An oldest furnace contest is a time-tested promotion for HVAC firms. But one Idaho firm found success by adding a social media aspect to the campaign — that and dressing staff in a dinosaur suit.
Last year, the management at Access Heating and Air in Meridian, outside of Boise, looked for a way to create business during the company’s slow season in February and March. Owners Keith and Julie Lithander and their staff considered a number of ideas involving a giveaway. They knew they needed a substantial prize and a qualification for winning that covered a wide range of consumers.
They settled on giving away a furnace to a homeowner with the oldest model still installed in the house. They ran a couple of ads in the local paper, but the main focus came from social media. Consumers entered the contest on the website and were then redirected to a Facebook page. They then received a notice from Facebook Messenger each day before a video went live. The videos aired at 9 a.m. every day in February.
Fans of Furnacesaurus
Each segment started with a new misadventure for Furnacesaurus, the contest’s mascot. Early on, Furnacesaurus just ran around and made noise. Over time, he evolved into possibly the worst employee ever. He showed up late, ate other people’s food out of the breakroom fridge, and once tried to call in sick because of snow.
Access Heating built a sandbox in the company’s lobby and buried pieces of paper with names and prizes. At first, staff would draw a customer’s name and announce the prize, such as a Wi-Fi thermostat or a Starbucks gift card. After a few days, Furnacesaurus start doing the honors. Marketing manager James Barrett and the staff spent 15 minutes each morning coming up with some ideas for what Furnacesaurus would get up to that day. Different employees took turns in the suit and acting in the stories.
During the contest, technicians visited each homeowner who entered the contest to take pictures and measurements. Barrett said they had the chance to see some really old furnaces. Some units weren’t even listed in the Preston’s Guide. The units rarely saw service, either because they couldn’t be repaired or they never needed repair.
People really wanted to win the contest, Barrett said. Some even tried to file the date off the serial number. The grand prize went to Ray and Gayla Pace, owners of a 1958 model.
“It was definitely a relic,” Barrett said.
Huge Return On Investment
The entire team, including Furnacesaurus, came out the house to present the couple with their prize.

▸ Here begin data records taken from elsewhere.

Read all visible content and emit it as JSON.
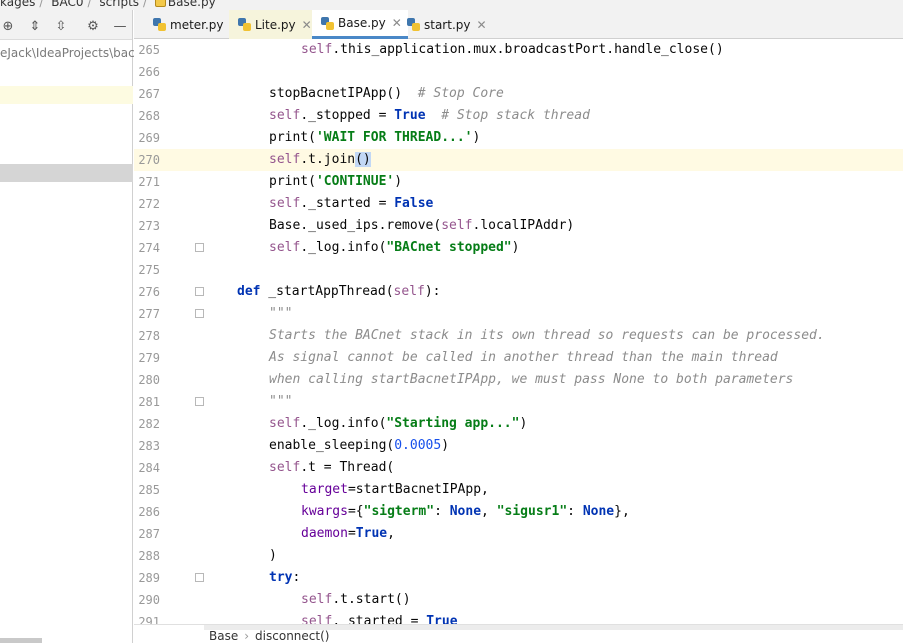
{
  "breadcrumb": {
    "items": [
      "kages",
      "BAC0",
      "scripts",
      "Base.py"
    ]
  },
  "project_panel": {
    "path_text": "eJack\\IdeaProjects\\bacne",
    "toolbar_icons": [
      "target-icon",
      "expand-all-icon",
      "collapse-all-icon",
      "gear-icon",
      "minimize-icon"
    ]
  },
  "tabs": [
    {
      "label": "meter.py",
      "active": false
    },
    {
      "label": "Lite.py",
      "active": false
    },
    {
      "label": "Base.py",
      "active": true
    },
    {
      "label": "start.py",
      "active": false
    }
  ],
  "editor": {
    "current_line": 270,
    "lines": [
      {
        "no": "265",
        "indent": 3,
        "tokens": [
          [
            "sf",
            "self"
          ],
          [
            "",
            "."
          ],
          [
            "",
            "this_application.mux.broadcastPort.handle_close()"
          ]
        ]
      },
      {
        "no": "266",
        "indent": 0,
        "tokens": []
      },
      {
        "no": "267",
        "indent": 2,
        "tokens": [
          [
            "",
            "stopBacnetIPApp()  "
          ],
          [
            "c",
            "# Stop Core"
          ]
        ]
      },
      {
        "no": "268",
        "indent": 2,
        "tokens": [
          [
            "sf",
            "self"
          ],
          [
            "",
            "._stopped = "
          ],
          [
            "k",
            "True"
          ],
          [
            "",
            "  "
          ],
          [
            "c",
            "# Stop stack thread"
          ]
        ]
      },
      {
        "no": "269",
        "indent": 2,
        "tokens": [
          [
            "",
            "print("
          ],
          [
            "s",
            "'WAIT FOR THREAD...'"
          ],
          [
            "",
            ")"
          ]
        ]
      },
      {
        "no": "270",
        "indent": 2,
        "tokens": [
          [
            "sf",
            "self"
          ],
          [
            "",
            ".t.join"
          ],
          [
            "caret",
            "()"
          ]
        ]
      },
      {
        "no": "271",
        "indent": 2,
        "tokens": [
          [
            "",
            "print("
          ],
          [
            "s",
            "'CONTINUE'"
          ],
          [
            "",
            ")"
          ]
        ]
      },
      {
        "no": "272",
        "indent": 2,
        "tokens": [
          [
            "sf",
            "self"
          ],
          [
            "",
            "._started = "
          ],
          [
            "k",
            "False"
          ]
        ]
      },
      {
        "no": "273",
        "indent": 2,
        "tokens": [
          [
            "",
            "Base._used_ips.remove("
          ],
          [
            "sf",
            "self"
          ],
          [
            "",
            ".localIPAddr)"
          ]
        ]
      },
      {
        "no": "274",
        "indent": 2,
        "tokens": [
          [
            "sf",
            "self"
          ],
          [
            "",
            "._log.info("
          ],
          [
            "s",
            "\"BACnet stopped\""
          ],
          [
            "",
            ")"
          ]
        ]
      },
      {
        "no": "275",
        "indent": 0,
        "tokens": []
      },
      {
        "no": "276",
        "indent": 1,
        "tokens": [
          [
            "k",
            "def"
          ],
          [
            "",
            " _startAppThread("
          ],
          [
            "sf",
            "self"
          ],
          [
            "",
            "):"
          ]
        ]
      },
      {
        "no": "277",
        "indent": 2,
        "tokens": [
          [
            "d",
            "\"\"\""
          ]
        ]
      },
      {
        "no": "278",
        "indent": 2,
        "tokens": [
          [
            "d",
            "Starts the BACnet stack in its own thread so requests can be processed."
          ]
        ]
      },
      {
        "no": "279",
        "indent": 2,
        "tokens": [
          [
            "d",
            "As signal cannot be called in another thread than the main thread"
          ]
        ]
      },
      {
        "no": "280",
        "indent": 2,
        "tokens": [
          [
            "d",
            "when calling startBacnetIPApp, we must pass None to both parameters"
          ]
        ]
      },
      {
        "no": "281",
        "indent": 2,
        "tokens": [
          [
            "d",
            "\"\"\""
          ]
        ]
      },
      {
        "no": "282",
        "indent": 2,
        "tokens": [
          [
            "sf",
            "self"
          ],
          [
            "",
            "._log.info("
          ],
          [
            "s",
            "\"Starting app...\""
          ],
          [
            "",
            ")"
          ]
        ]
      },
      {
        "no": "283",
        "indent": 2,
        "tokens": [
          [
            "",
            "enable_sleeping("
          ],
          [
            "n",
            "0.0005"
          ],
          [
            "",
            ")"
          ]
        ]
      },
      {
        "no": "284",
        "indent": 2,
        "tokens": [
          [
            "sf",
            "self"
          ],
          [
            "",
            ".t = Thread("
          ]
        ]
      },
      {
        "no": "285",
        "indent": 3,
        "tokens": [
          [
            "kw",
            "target"
          ],
          [
            "",
            "=startBacnetIPApp,"
          ]
        ]
      },
      {
        "no": "286",
        "indent": 3,
        "tokens": [
          [
            "kw",
            "kwargs"
          ],
          [
            "",
            "={"
          ],
          [
            "s",
            "\"sigterm\""
          ],
          [
            "",
            ": "
          ],
          [
            "k",
            "None"
          ],
          [
            "",
            ", "
          ],
          [
            "s",
            "\"sigusr1\""
          ],
          [
            "",
            ": "
          ],
          [
            "k",
            "None"
          ],
          [
            "",
            "},"
          ]
        ]
      },
      {
        "no": "287",
        "indent": 3,
        "tokens": [
          [
            "kw",
            "daemon"
          ],
          [
            "",
            "="
          ],
          [
            "k",
            "True"
          ],
          [
            "",
            ","
          ]
        ]
      },
      {
        "no": "288",
        "indent": 2,
        "tokens": [
          [
            "",
            ")"
          ]
        ]
      },
      {
        "no": "289",
        "indent": 2,
        "tokens": [
          [
            "k",
            "try"
          ],
          [
            "",
            ":"
          ]
        ]
      },
      {
        "no": "290",
        "indent": 3,
        "tokens": [
          [
            "sf",
            "self"
          ],
          [
            "",
            ".t.start()"
          ]
        ]
      },
      {
        "no": "291",
        "indent": 3,
        "tokens": [
          [
            "sf",
            "self"
          ],
          [
            "",
            "._started = "
          ],
          [
            "k",
            "True"
          ]
        ]
      }
    ],
    "fold_markers": [
      "274",
      "276",
      "277",
      "281",
      "289"
    ]
  },
  "status_breadcrumb": {
    "items": [
      "Base",
      "disconnect()"
    ]
  }
}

Trane co-op money paid for the furnace and related labor. After winning the contest, the Paces decided to buy an air conditioning unit and get their entire system redone. Everyone else who entered the contest received a $500 coupon toward a new furnace. Barrett said about 50 took advantage of the offer.
Access Heating spent about $1,000 on the promotion, and generated about $135,000.
“It was a huge return,” Barrett said. “It took on a life of its own.”
He credits much of the success to Furnacesaurus. That said, the company retired the character after the contest rather than fall into the trap of overusing it.
“There’s a really good response when there’s a character people can get behind,” Barrett said. “What made the campaign go was the visibility on social media. There was no plateau. We just gained more and more traction as we kept going.”
Contests Bring Risks Along With Rewards
Justin Jacobs, marketing coach for Hudson Ink, said social media contests provide a great way for an HVAC contactor to build its brand, if done right. Despite the success of the Furnacesaurus campaign, one key often comes from offering a prize unrelated to HVAC. Jacobs said few people go on social media looking for a contractor. Sometimes it works when a contractor expands the offering, such as adding IAQ products. Most of the time, however, Jacobs said it’s better to use a more universal prize — even though free service seems like an easy giveaway for an HVAC contractor.
A contractor in Tennessee that Jacobs knows put together gift baskets from local businesses. The giveaway promotes buying local, which emphasizes the HVAC contractor’s role in the local community. It also means the people who enter the contest are in the HVAC contractor’s market. Jacobs said that contractor now has 7,000 Facebook followers. Before the contest, he had a database of 5,000 potential customers, so the promotion greatly increased his marketing ability.
Contests often encourage action, which creates greater reach. If an HVAC contractor can get even 10 percent of its followers to like and share a post, that puts the contractor in front of each of those people’s friends. Followers may like a photo of company barbeque, but they will share a post if it rewards them, Jacobs said.
There are risks that come with the rewards of these campaigns. HVAC contractors should run any contest idea past their lawyers, Jacobs said. Some states place restrictions of what kinds of contests a business can run. Social media platforms also have their own guidelines for giveaways. Jacobs also recommends checking with the manufacturer if the contest involves giving away equipment.
“Even though it’s free publicity for them, they might have a problem with that,” Jacobs said.